Connors got the audience’s attention by showing that he understands the frustrations many merchants feel trying to keep up with all the latest mobile payment offerings only to find that customers barely use it. He then made the case for why Android Pay is different from the myriad of other mobile payment options. First, for every smartphone owner walking into a store, there’s a nearly 82 percent chance that they’re using an Android phone, according to Gartner’slatest projections on worldwide smartphone sales. “And, Android Pay is pre-installed on 90% of those phones via carrier relationships,” said Connors. So, even if you’re a merchant whose marketing department has an affinity for Apple Pay, PayPal, Square or perhaps your own mobile wallet, keep in mind the reality that the vast majority of your customers already have Android Pay on their phones, so half the battle is already won if build your mobile wallet on this standard.
The rest of Connors’ presentation focused on the real meat of the issue: How do you turn a mobile wallet offering into something that endears customers to your brand?
Loyalty Programs and Mobile Wallets Go Hand in Hand
The merchants using mobile wallets to their advantage and creating incremental sales growth and deeper engagement (e.g. Starbucks, Dunkin’ Donuts), are those linking loyalty programs to their mobile wallets explained Connors. “Merchants can build bigger online shopping baskets by letting shoppers view and save offers tied their loyalty programs,” he said. “It’s all about driving deeper levels of loyalty integration, letting customers engage where they want, not where you want. Plus, integration opens up new functionality, such as geo notifications.”
One example of geo notifications is sending an in-store shopper a text message reminding them of an unspent store credit or perhaps a flash sale that’s not announced publically — just to loyalty members with mobile devices — on items they’ve purchased previously. “The good news is that shoppers want these kinds of personalized messages from retailers,” said Connors. Several studies support his statement, too.
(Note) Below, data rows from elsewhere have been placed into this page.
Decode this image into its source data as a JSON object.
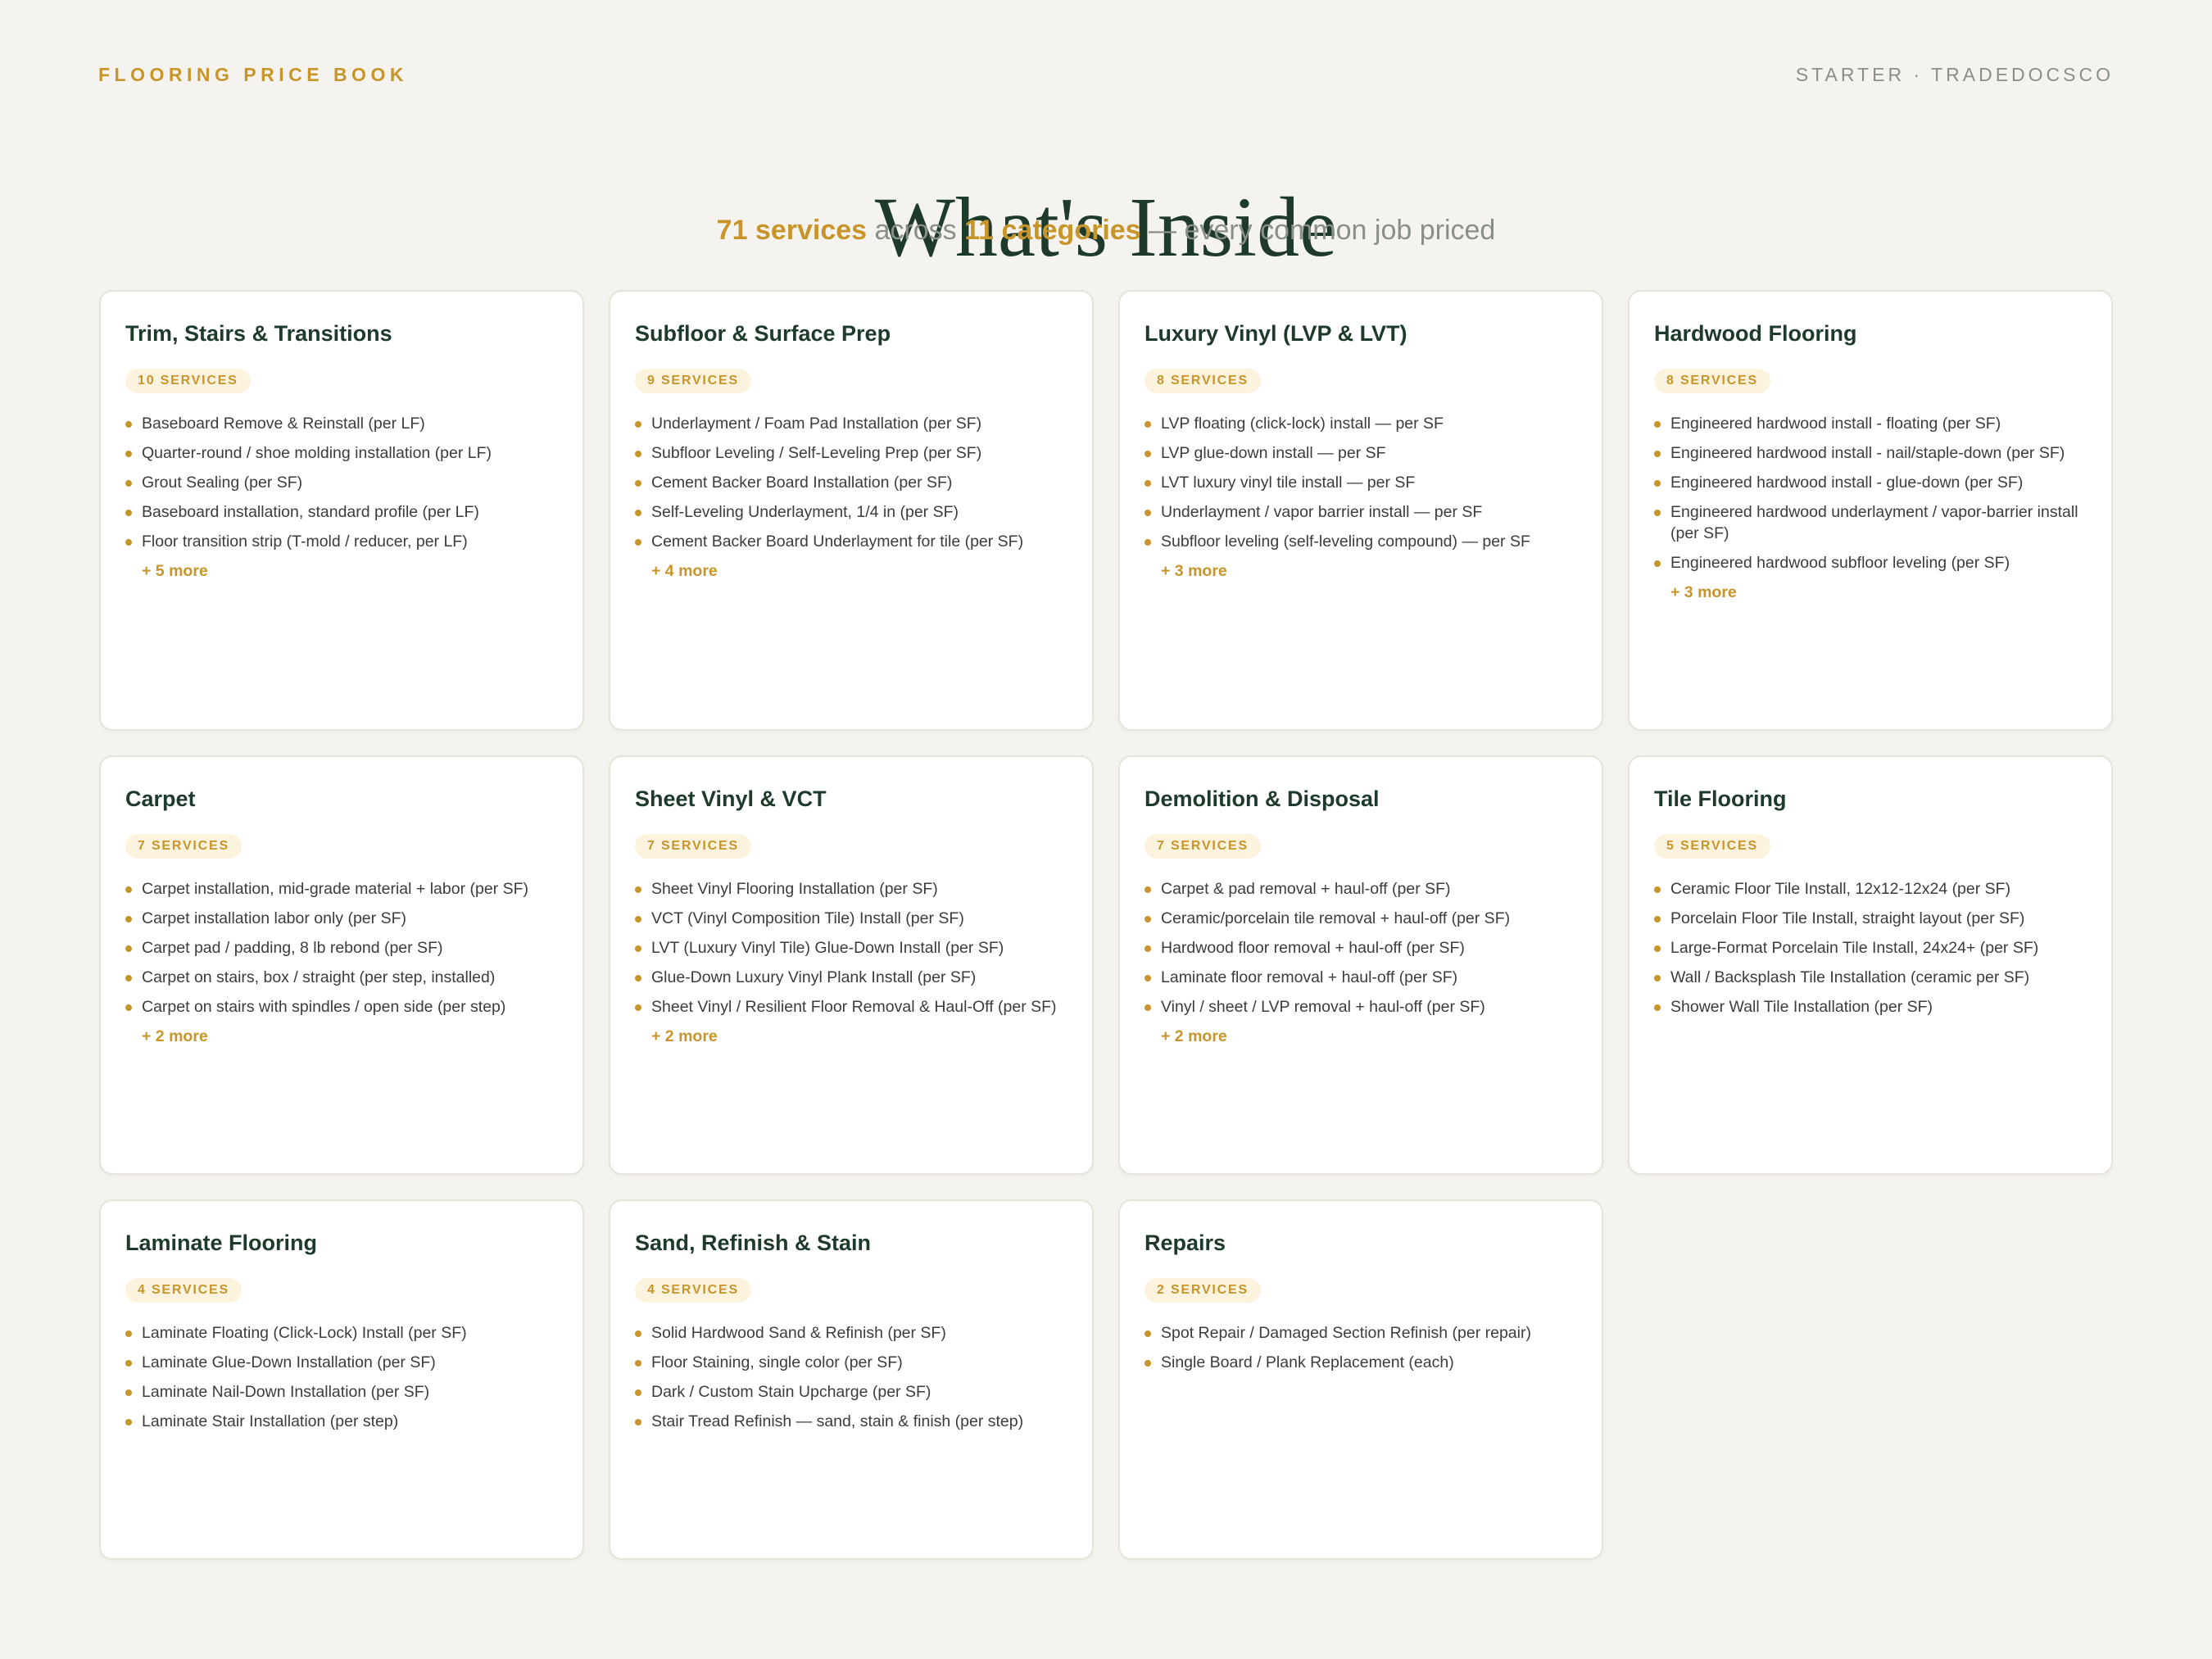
{
  "header": {
    "eyebrow": "FLOORING PRICE BOOK",
    "brand": "STARTER · TRADEDOCSCO",
    "title": "What's Inside",
    "subtitle": {
      "services": "71 services",
      "across": " across ",
      "categories": "11 categories",
      "tail": " — every common job priced"
    }
  },
  "accent_color": "#c8952b",
  "text_color": "#1d3a2a",
  "categories": [
    {
      "title": "Trim, Stairs & Transitions",
      "badge": "10 SERVICES",
      "items": [
        "Baseboard Remove & Reinstall (per LF)",
        "Quarter-round / shoe molding installation (per LF)",
        "Grout Sealing (per SF)",
        "Baseboard installation, standard profile (per LF)",
        "Floor transition strip (T-mold / reducer, per LF)"
      ],
      "more": "+ 5 more"
    },
    {
      "title": "Subfloor & Surface Prep",
      "badge": "9 SERVICES",
      "items": [
        "Underlayment / Foam Pad Installation (per SF)",
        "Subfloor Leveling / Self-Leveling Prep (per SF)",
        "Cement Backer Board Installation (per SF)",
        "Self-Leveling Underlayment, 1/4 in (per SF)",
        "Cement Backer Board Underlayment for tile (per SF)"
      ],
      "more": "+ 4 more"
    },
    {
      "title": "Luxury Vinyl (LVP & LVT)",
      "badge": "8 SERVICES",
      "items": [
        "LVP floating (click-lock) install — per SF",
        "LVP glue-down install — per SF",
        "LVT luxury vinyl tile install — per SF",
        "Underlayment / vapor barrier install — per SF",
        "Subfloor leveling (self-leveling compound) — per SF"
      ],
      "more": "+ 3 more"
    },
    {
      "title": "Hardwood Flooring",
      "badge": "8 SERVICES",
      "items": [
        "Engineered hardwood install - floating (per SF)",
        "Engineered hardwood install - nail/staple-down (per SF)",
        "Engineered hardwood install - glue-down (per SF)",
        "Engineered hardwood underlayment / vapor-barrier install (per SF)",
        "Engineered hardwood subfloor leveling (per SF)"
      ],
      "more": "+ 3 more"
    },
    {
      "title": "Carpet",
      "badge": "7 SERVICES",
      "items": [
        "Carpet installation, mid-grade material + labor (per SF)",
        "Carpet installation labor only (per SF)",
        "Carpet pad / padding, 8 lb rebond (per SF)",
        "Carpet on stairs, box / straight (per step, installed)",
        "Carpet on stairs with spindles / open side (per step)"
      ],
      "more": "+ 2 more"
    },
    {
      "title": "Sheet Vinyl & VCT",
      "badge": "7 SERVICES",
      "items": [
        "Sheet Vinyl Flooring Installation (per SF)",
        "VCT (Vinyl Composition Tile) Install (per SF)",
        "LVT (Luxury Vinyl Tile) Glue-Down Install (per SF)",
        "Glue-Down Luxury Vinyl Plank Install (per SF)",
        "Sheet Vinyl / Resilient Floor Removal & Haul-Off (per SF)"
      ],
      "more": "+ 2 more"
    },
    {
      "title": "Demolition & Disposal",
      "badge": "7 SERVICES",
      "items": [
        "Carpet & pad removal + haul-off (per SF)",
        "Ceramic/porcelain tile removal + haul-off (per SF)",
        "Hardwood floor removal + haul-off (per SF)",
        "Laminate floor removal + haul-off (per SF)",
        "Vinyl / sheet / LVP removal + haul-off (per SF)"
      ],
      "more": "+ 2 more"
    },
    {
      "title": "Tile Flooring",
      "badge": "5 SERVICES",
      "items": [
        "Ceramic Floor Tile Install, 12x12-12x24 (per SF)",
        "Porcelain Floor Tile Install, straight layout (per SF)",
        "Large-Format Porcelain Tile Install, 24x24+ (per SF)",
        "Wall / Backsplash Tile Installation (ceramic per SF)",
        "Shower Wall Tile Installation (per SF)"
      ],
      "more": ""
    },
    {
      "title": "Laminate Flooring",
      "badge": "4 SERVICES",
      "items": [
        "Laminate Floating (Click-Lock) Install (per SF)",
        "Laminate Glue-Down Installation (per SF)",
        "Laminate Nail-Down Installation (per SF)",
        "Laminate Stair Installation (per step)"
      ],
      "more": ""
    },
    {
      "title": "Sand, Refinish & Stain",
      "badge": "4 SERVICES",
      "items": [
        "Solid Hardwood Sand & Refinish (per SF)",
        "Floor Staining, single color (per SF)",
        "Dark / Custom Stain Upcharge (per SF)",
        "Stair Tread Refinish — sand, stain & finish (per step)"
      ],
      "more": ""
    },
    {
      "title": "Repairs",
      "badge": "2 SERVICES",
      "items": [
        "Spot Repair / Damaged Section Refinish (per repair)",
        "Single Board / Plank Replacement (each)"
      ],
      "more": ""
    }
  ]
}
A study conducted by Millward Brown Digital, which included feedback from more than 1,500 mobile users in eight countries found that:
- Sixty-eight percent of global respondents (66 percent U.S.) find SMS and push messages sent to them from a company to be valuable.
- Eighty percent would share location data with brands in order to receive SMS or push messages.
A more recent and larger study (6,000 mobile users), conducted by Vanson Bourne also showed that 66 percent of consumers prefer to reach a brand or be reached through a messaging app. And, 85 percent of consumers indicated they want to be able to not just receive messages from brands, but answer them using the same channels.
The Key to Mobile Wallet Success: Remove the Friction
The reason so many people use Amazon is because Amazon has taken so much of the friction out of online shopping. You don’t have to re-enter your payment information every time you want to make a purchase or switch to a third-party site. Similarly, “Pay with Google” allows mobile shoppers to save their credit card info attached to their Google account and Android Pay through a secure, tokenization process.
We’re seeing a similar trend in social media where savvy companies are using tools like JMRConnect’s CEI (Connect. Engage. Influence.) to turn employees into social advocates. Rather than requiring employees to create messages from scratch, the tool pushes out corporate-approved messages to employees, which not only serves to keep them better informed, it also makes it easier for them to share messages on their social media platforms. After using CEI for a year, managed services provider Yorktel reported a total earned media value of more than $59,000. The key driver to their success was the same as retailers that use mobile wallets to grow their sales: They’re removing the friction of engaging with their audience and making it easier to do business with them.